Take Focker style selfies to remind world leaders we’re #StillWatching their commitments on HIV

Student Stop Aids Campaign Co-ordinator, Saorise Fitzpatrick, calls on campaigners to to take Focker’s Dad style selfies to remind the G7 this weekend that the world is #StillWatching their commitment to take action  on access to medicines.

This weekend may be the beginning of our first summer heatwave but it also marks the 41st G7 summit.

Although this meeting of the seven most powerful nations (and the decisions that come out of it) is exciting in itself, this year’s meeting is also important for another reason. It is now 10 years since the G8 meeting at Gleneagles which was the first time governments committed to achieving UNIVERSAL ACCESS TO HIV TREATMENT FOR ALL.

And although we’ve come a long way since 2005 when only 1.3 million people were accessing treatment to 13 million people in 2014, there are still 22 million not accessing ARVs… so we’ve still got a way to go before this commitment is fulfilled.

watchingIn 2005, Student Stop AIDS Campaigners told G8 leaders that the ‘WORLD IS WATCHING’ (with lots of eyeballs) and we want to send a message to say that WE ARE STILL WATCHING.

We want you to help us THIS  Sunday 7th and Monday 8th June by getting on to your social networks and:

  • Take a selfie of yourself holding your fingers up to your eyes like Focker’s Dad does at the top of this post
  • Use the #StillWatching and #G7 hashtags
  • Tag @StudentStopAidsCampaign and other important people like @DavidCameron

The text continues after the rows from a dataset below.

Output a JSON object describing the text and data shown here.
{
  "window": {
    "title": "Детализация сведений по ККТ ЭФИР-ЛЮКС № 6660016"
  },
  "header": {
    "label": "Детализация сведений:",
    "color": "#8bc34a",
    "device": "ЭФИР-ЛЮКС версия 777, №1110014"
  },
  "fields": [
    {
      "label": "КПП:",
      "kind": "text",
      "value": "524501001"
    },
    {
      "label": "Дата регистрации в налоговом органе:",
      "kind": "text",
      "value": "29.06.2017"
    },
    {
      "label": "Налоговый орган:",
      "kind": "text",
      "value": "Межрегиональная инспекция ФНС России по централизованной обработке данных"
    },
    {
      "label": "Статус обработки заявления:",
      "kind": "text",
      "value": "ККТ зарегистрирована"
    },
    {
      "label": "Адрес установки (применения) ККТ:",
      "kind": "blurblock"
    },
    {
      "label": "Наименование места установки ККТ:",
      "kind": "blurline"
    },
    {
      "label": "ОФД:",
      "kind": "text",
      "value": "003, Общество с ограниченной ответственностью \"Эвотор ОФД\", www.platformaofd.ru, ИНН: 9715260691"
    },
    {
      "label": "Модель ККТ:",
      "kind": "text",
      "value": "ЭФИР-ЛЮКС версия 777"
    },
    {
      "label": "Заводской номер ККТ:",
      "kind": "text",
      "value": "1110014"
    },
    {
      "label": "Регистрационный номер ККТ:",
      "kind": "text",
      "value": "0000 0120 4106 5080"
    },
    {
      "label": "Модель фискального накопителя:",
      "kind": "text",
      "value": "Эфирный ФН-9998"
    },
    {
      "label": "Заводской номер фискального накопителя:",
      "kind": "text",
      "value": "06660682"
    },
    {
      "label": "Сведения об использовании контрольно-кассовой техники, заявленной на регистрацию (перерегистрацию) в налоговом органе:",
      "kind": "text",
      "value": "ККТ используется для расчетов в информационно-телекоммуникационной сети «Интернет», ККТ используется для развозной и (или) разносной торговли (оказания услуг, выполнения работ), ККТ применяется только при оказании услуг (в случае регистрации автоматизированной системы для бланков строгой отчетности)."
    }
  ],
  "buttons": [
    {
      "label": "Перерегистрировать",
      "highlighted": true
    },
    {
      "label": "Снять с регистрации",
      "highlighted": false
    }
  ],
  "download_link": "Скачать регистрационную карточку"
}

We want to take this opportunity to let our world leaders know that the promise they made has not been fulfilled and we will continue to WATCH them and take action until they do. We hope you can join us this weekend!

This post was originally featured on the Student Stop Aids Campaign blog here.

Power your creative ideas with pixel-perfect design and cutting-edge technology. Create your beautiful website with Zeen now.

Take Focker style selfies to remind world leaders we’re #StillWatching their commitments on HIV

by wearerestless Reading time: 1 min